A bunch of school teachers presented the NCTE's thinking in a video titled "What Does It Mean to be Literate in the 21st Century?" They concluded: "[N]ew media in a technological world is shaping the lives of youth and that as a result, redefining the literacy skills that will be necessary for youth to be able to function successfully in the world they are growing up in. [Teachers dangling prepositions]  The latter implies, by necessity, that the how, what and why of teaching literacy must also change."

These teachers, not too literate themselves, expect that the "static, print-centric notion of literacy" will be discarded.

So here's the unfolding plan. Concoct dozens of phrases containing the word literacy. Insist that kids must have them all: computer literacy, digital literacy, information literacy, social literacy, visual literacy, critical literacy, financial literacy, entertainment literacy, health literacy, etc.

My favorite bit in this video is when a teacher says: "There is no way teachers know a fraction of what the kids know. Most of the kids in the higher grades know way more than we do." This is capitulation. Teachers (now called facilitators) aren't expected to teach, so they don't have to know a lot. All the things the kids know by using iPhones and iPads will define a literate person. Students walk into school almost a finished product.
Skill with computers is a wonderful thing. But does it follow that traditional skills become trivial?.........
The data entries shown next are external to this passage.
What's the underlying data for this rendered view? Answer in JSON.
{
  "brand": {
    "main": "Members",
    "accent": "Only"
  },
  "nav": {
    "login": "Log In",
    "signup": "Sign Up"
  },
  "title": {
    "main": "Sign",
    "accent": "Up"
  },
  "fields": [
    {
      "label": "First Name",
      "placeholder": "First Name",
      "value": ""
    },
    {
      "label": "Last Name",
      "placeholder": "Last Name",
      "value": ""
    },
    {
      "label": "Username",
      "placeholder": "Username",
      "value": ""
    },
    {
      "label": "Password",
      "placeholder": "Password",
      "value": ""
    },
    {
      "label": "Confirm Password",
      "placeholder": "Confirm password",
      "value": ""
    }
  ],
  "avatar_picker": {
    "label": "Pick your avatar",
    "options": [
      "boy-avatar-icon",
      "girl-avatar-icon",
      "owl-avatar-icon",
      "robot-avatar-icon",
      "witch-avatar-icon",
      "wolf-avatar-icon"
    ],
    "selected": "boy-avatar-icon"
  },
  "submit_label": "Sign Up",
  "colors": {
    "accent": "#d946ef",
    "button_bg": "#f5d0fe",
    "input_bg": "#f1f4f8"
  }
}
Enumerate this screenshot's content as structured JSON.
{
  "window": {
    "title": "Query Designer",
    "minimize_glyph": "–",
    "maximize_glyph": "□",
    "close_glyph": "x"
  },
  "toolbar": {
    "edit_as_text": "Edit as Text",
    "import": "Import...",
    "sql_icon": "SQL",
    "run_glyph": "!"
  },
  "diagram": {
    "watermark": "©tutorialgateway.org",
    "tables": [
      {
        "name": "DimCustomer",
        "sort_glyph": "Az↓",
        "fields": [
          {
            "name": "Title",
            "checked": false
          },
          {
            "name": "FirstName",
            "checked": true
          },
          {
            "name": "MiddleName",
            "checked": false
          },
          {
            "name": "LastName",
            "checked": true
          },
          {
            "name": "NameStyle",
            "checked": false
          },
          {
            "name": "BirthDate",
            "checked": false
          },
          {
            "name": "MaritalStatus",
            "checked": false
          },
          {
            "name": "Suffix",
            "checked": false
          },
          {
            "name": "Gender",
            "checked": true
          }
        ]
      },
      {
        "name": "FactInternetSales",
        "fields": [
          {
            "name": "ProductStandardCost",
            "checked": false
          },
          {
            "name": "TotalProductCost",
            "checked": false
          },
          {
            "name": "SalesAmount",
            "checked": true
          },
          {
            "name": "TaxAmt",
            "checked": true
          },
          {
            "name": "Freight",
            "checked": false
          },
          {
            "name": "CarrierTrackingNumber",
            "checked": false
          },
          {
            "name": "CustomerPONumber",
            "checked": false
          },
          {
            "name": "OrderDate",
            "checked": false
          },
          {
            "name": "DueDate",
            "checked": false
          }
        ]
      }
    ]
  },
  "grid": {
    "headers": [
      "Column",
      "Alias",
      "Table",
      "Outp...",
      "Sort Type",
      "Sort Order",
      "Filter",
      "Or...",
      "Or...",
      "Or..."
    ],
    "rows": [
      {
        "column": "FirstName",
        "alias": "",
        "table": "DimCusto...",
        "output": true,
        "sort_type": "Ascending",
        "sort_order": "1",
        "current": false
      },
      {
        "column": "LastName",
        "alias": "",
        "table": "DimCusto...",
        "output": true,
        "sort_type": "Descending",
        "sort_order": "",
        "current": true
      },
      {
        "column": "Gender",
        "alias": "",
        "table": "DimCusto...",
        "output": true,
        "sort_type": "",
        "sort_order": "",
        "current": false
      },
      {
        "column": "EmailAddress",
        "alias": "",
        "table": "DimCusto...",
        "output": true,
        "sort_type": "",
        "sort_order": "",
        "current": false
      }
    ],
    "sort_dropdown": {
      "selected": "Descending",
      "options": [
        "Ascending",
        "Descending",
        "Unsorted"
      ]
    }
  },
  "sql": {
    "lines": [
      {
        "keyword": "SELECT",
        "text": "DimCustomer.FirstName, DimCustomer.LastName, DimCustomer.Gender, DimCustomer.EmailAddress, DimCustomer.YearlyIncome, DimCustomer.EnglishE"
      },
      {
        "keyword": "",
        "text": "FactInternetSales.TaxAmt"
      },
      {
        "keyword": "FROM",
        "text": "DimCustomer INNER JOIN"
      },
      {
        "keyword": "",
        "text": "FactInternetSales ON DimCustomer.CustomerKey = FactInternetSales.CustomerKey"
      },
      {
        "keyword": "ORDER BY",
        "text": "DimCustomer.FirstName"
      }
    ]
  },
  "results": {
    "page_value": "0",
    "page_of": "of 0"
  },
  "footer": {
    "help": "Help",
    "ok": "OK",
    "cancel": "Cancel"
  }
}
Keep in mind that the stats on literacy have been declining for 80 years. Way before anyone heard of computers, public schools routinely neglected the basic skills. Clearly, progressive educators never considered literacy a top priority. Now, they have a new excuse for giving it even less attention. Instead of emergency action on the reading front, which we desperately need, the people in charge of teaching English are saying no, don't bother with that old-fashioned stuff..........."

My computer is terribly slow tonight, so I will be brief.

GPS systems are great. In the wilderness they can pinpoint your location and that of your destinations, provide you with a direction and length of travel, and and often have many other neat tricks such as beacons that can be used when injured. What they cannot do, though is be a substitute for knowing how to use a compass and a map, including all the field-expedient methods for determining direction and distance. Batteries die, satellites systems go on the fritz, excessive cloud cover or heavy tree canopies block signals, and broken GPS units will leave one lost beyond measure if the basics have not been learned. If a hiker cannot break out a full-sized map and be able to understand the meanings of the colors, elevation lines, or azimuth adjustments, let alone find what one sees in the actual terrain on the map itself, then he is not a hiker at all and has no business going it alone in the woods. 

If a student cannot read as well as his grandfather, then he was not taught how to read. He will not be able to make his way in the world without an excessive reliance on electronic gadgets (as great as they are if used properly) and other people.

1 comment:

  1. Thanks for reflecting on my article about literacy in the 21st century.

    There were a lot of great comments on American Thinker; but a teacher in England, on another forum, sent what is perhaps the perfect, ultimately scary response:

    "I have had students who were seen as computer competent; they were able to use a search engine, produce an eye pleasing document, email it, turn it into a PDF or post it on a website. Yet when asked to read the content of their work, they were unable. In my opinion being able to 'cut and paste' does not make a student literate. More and more students are able to use technology to mask their reading difficulties, which results in more students being let down by the educational system." WL


    So the kids "mask" their problems. And the school pretends that the masking is itself a sign of brilliance. I think this is a nightmare that nobody really anticipated.

    Thanks for your interest. Good luck with your own crusade.

    Bruce Price